Data in this exercise: Begin

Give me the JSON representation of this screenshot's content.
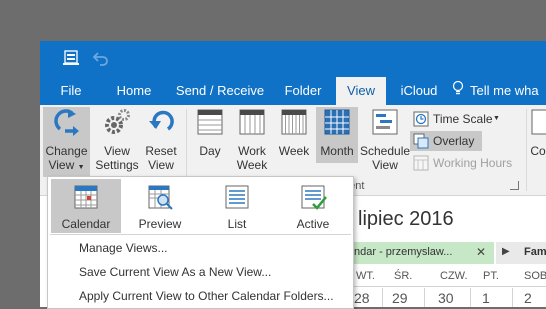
{
  "ribbon_tabs": {
    "file": "File",
    "home": "Home",
    "send_receive": "Send / Receive",
    "folder": "Folder",
    "view": "View",
    "icloud": "iCloud",
    "tell_me": "Tell me wha"
  },
  "ribbon": {
    "change_view": "Change View",
    "view_settings": "View Settings",
    "reset_view": "Reset View",
    "day": "Day",
    "work_week": "Work Week",
    "week": "Week",
    "month": "Month",
    "schedule_view": "Schedule View",
    "time_scale": "Time Scale",
    "overlay": "Overlay",
    "working_hours": "Working Hours",
    "group_label_partial": "ment",
    "cut_label": "Co"
  },
  "change_view_menu": {
    "views": [
      "Calendar",
      "Preview",
      "List",
      "Active"
    ],
    "items": [
      "Manage Views...",
      "Save Current View As a New View...",
      "Apply Current View to Other Calendar Folders..."
    ]
  },
  "calendar": {
    "month_title": "lipiec 2016",
    "tab_label": "ndar - przemyslaw...",
    "tab2_label": "Fam",
    "weekdays": [
      "WT.",
      "ŚR.",
      "CZW.",
      "PT.",
      "SOB"
    ],
    "dates": [
      "28",
      "29",
      "30",
      "1",
      "2"
    ]
  },
  "colors": {
    "title_bar": "#0f72c6",
    "ribbon_bg": "#f1f1f1",
    "selected": "#c8c8c8",
    "calendar_tab": "#c6e8c6"
  }
}
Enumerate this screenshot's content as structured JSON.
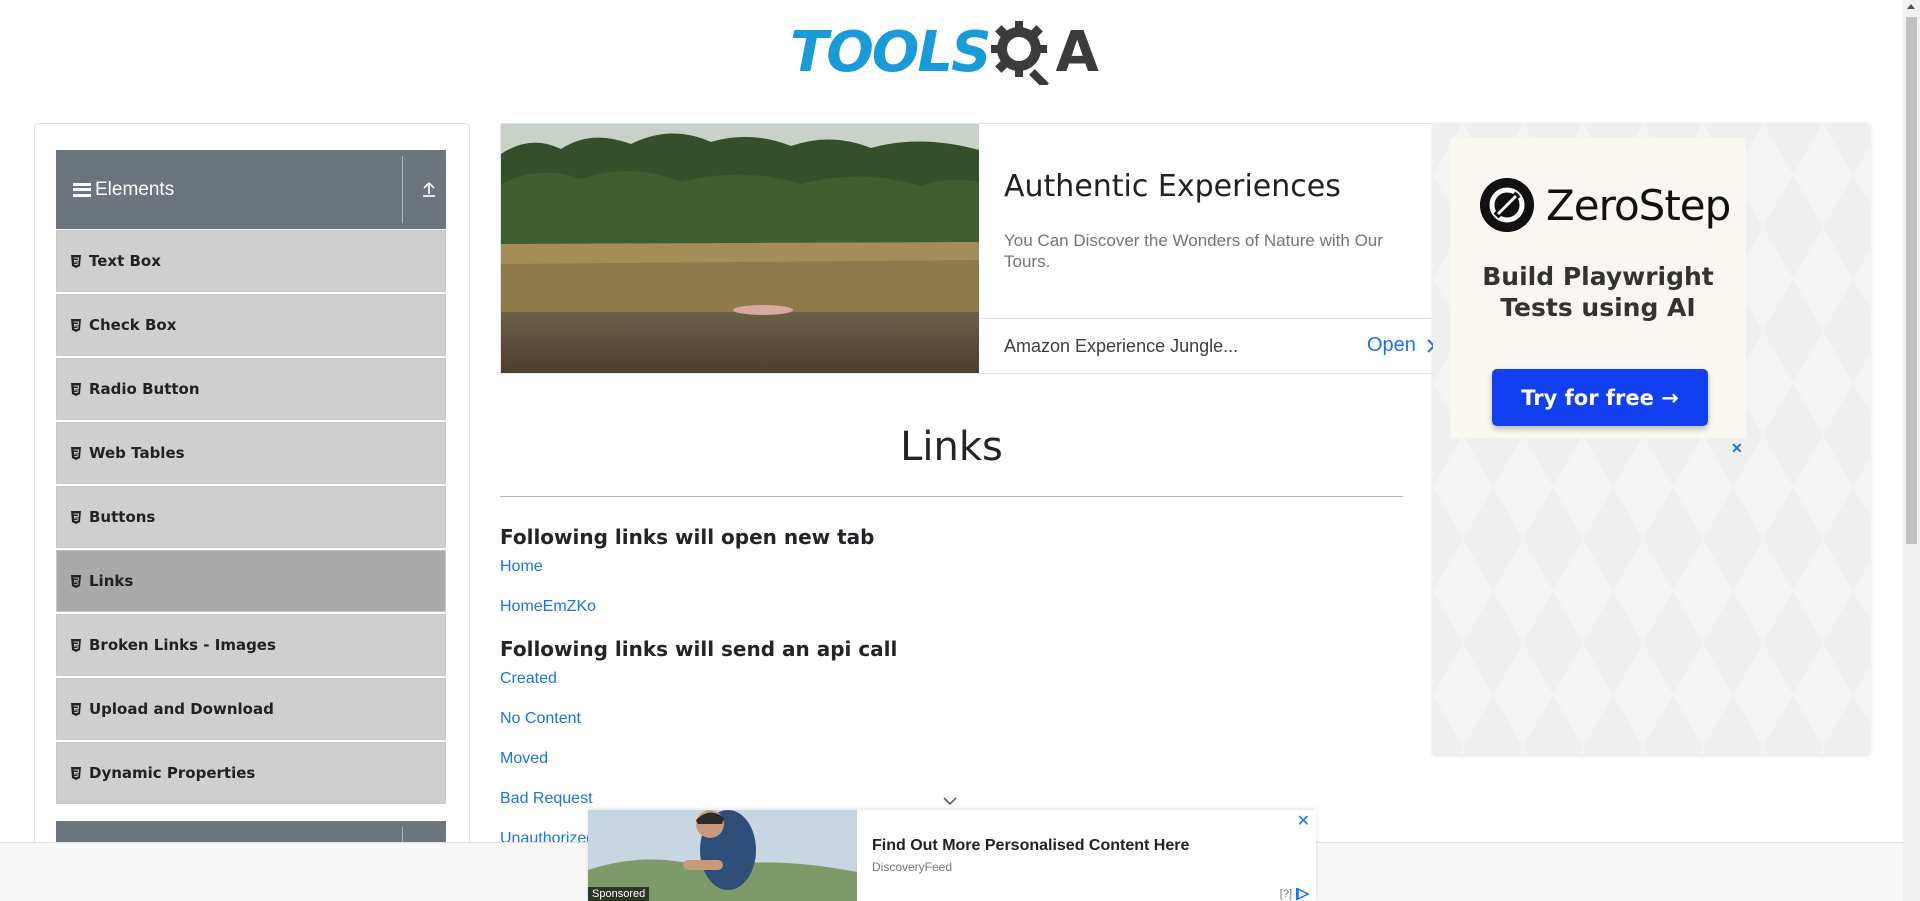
{
  "header": {
    "logo_text_tools": "TOOLS",
    "logo_text_qa": "A"
  },
  "sidebar": {
    "group_title": "Elements",
    "items": [
      {
        "label": "Text Box",
        "active": false
      },
      {
        "label": "Check Box",
        "active": false
      },
      {
        "label": "Radio Button",
        "active": false
      },
      {
        "label": "Web Tables",
        "active": false
      },
      {
        "label": "Buttons",
        "active": false
      },
      {
        "label": "Links",
        "active": true
      },
      {
        "label": "Broken Links - Images",
        "active": false
      },
      {
        "label": "Upload and Download",
        "active": false
      },
      {
        "label": "Dynamic Properties",
        "active": false
      }
    ]
  },
  "top_ad": {
    "title": "Authentic Experiences",
    "description": "You Can Discover the Wonders of Nature with Our Tours.",
    "source": "Amazon Experience Jungle...",
    "cta": "Open"
  },
  "main": {
    "page_title": "Links",
    "section_new_tab": "Following links will open new tab",
    "new_tab_links": [
      "Home",
      "HomeEmZKo"
    ],
    "section_api": "Following links will send an api call",
    "api_links": [
      "Created",
      "No Content",
      "Moved",
      "Bad Request",
      "Unauthorized"
    ]
  },
  "right_ad": {
    "brand": "ZeroStep",
    "tagline_line1": "Build Playwright",
    "tagline_line2": "Tests using AI",
    "button": "Try for free →",
    "close": "✕"
  },
  "bottom_ad": {
    "title": "Find Out More Personalised Content Here",
    "source": "DiscoveryFeed",
    "sponsored": "Sponsored",
    "close": "✕",
    "info": "[?]"
  },
  "colors": {
    "brand_blue": "#1a9bd7",
    "link_blue": "#1a73e8",
    "sidebar_header": "#6c757d",
    "zerostep_button": "#1240f0"
  }
}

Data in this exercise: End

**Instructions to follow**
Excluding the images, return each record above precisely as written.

**Response below**
Give me the JSON representation of this screenshot's content.
{
  "ribbon_tabs": {
    "file": "File",
    "home": "Home",
    "send_receive": "Send / Receive",
    "folder": "Folder",
    "view": "View",
    "icloud": "iCloud",
    "tell_me": "Tell me wha"
  },
  "ribbon": {
    "change_view": "Change View",
    "view_settings": "View Settings",
    "reset_view": "Reset View",
    "day": "Day",
    "work_week": "Work Week",
    "week": "Week",
    "month": "Month",
    "schedule_view": "Schedule View",
    "time_scale": "Time Scale",
    "overlay": "Overlay",
    "working_hours": "Working Hours",
    "group_label_partial": "ment",
    "cut_label": "Co"
  },
  "change_view_menu": {
    "views": [
      "Calendar",
      "Preview",
      "List",
      "Active"
    ],
    "items": [
      "Manage Views...",
      "Save Current View As a New View...",
      "Apply Current View to Other Calendar Folders..."
    ]
  },
  "calendar": {
    "month_title": "lipiec 2016",
    "tab_label": "ndar - przemyslaw...",
    "tab2_label": "Fam",
    "weekdays": [
      "WT.",
      "ŚR.",
      "CZW.",
      "PT.",
      "SOB"
    ],
    "dates": [
      "28",
      "29",
      "30",
      "1",
      "2"
    ]
  },
  "colors": {
    "title_bar": "#0f72c6",
    "ribbon_bg": "#f1f1f1",
    "selected": "#c8c8c8",
    "calendar_tab": "#c6e8c6"
  }
}
Enumerate this screenshot's content as structured JSON.
{
  "header": {
    "logo_text_tools": "TOOLS",
    "logo_text_qa": "A"
  },
  "sidebar": {
    "group_title": "Elements",
    "items": [
      {
        "label": "Text Box",
        "active": false
      },
      {
        "label": "Check Box",
        "active": false
      },
      {
        "label": "Radio Button",
        "active": false
      },
      {
        "label": "Web Tables",
        "active": false
      },
      {
        "label": "Buttons",
        "active": false
      },
      {
        "label": "Links",
        "active": true
      },
      {
        "label": "Broken Links - Images",
        "active": false
      },
      {
        "label": "Upload and Download",
        "active": false
      },
      {
        "label": "Dynamic Properties",
        "active": false
      }
    ]
  },
  "top_ad": {
    "title": "Authentic Experiences",
    "description": "You Can Discover the Wonders of Nature with Our Tours.",
    "source": "Amazon Experience Jungle...",
    "cta": "Open"
  },
  "main": {
    "page_title": "Links",
    "section_new_tab": "Following links will open new tab",
    "new_tab_links": [
      "Home",
      "HomeEmZKo"
    ],
    "section_api": "Following links will send an api call",
    "api_links": [
      "Created",
      "No Content",
      "Moved",
      "Bad Request",
      "Unauthorized"
    ]
  },
  "right_ad": {
    "brand": "ZeroStep",
    "tagline_line1": "Build Playwright",
    "tagline_line2": "Tests using AI",
    "button": "Try for free →",
    "close": "✕"
  },
  "bottom_ad": {
    "title": "Find Out More Personalised Content Here",
    "source": "DiscoveryFeed",
    "sponsored": "Sponsored",
    "close": "✕",
    "info": "[?]"
  },
  "colors": {
    "brand_blue": "#1a9bd7",
    "link_blue": "#1a73e8",
    "sidebar_header": "#6c757d",
    "zerostep_button": "#1240f0"
  }
}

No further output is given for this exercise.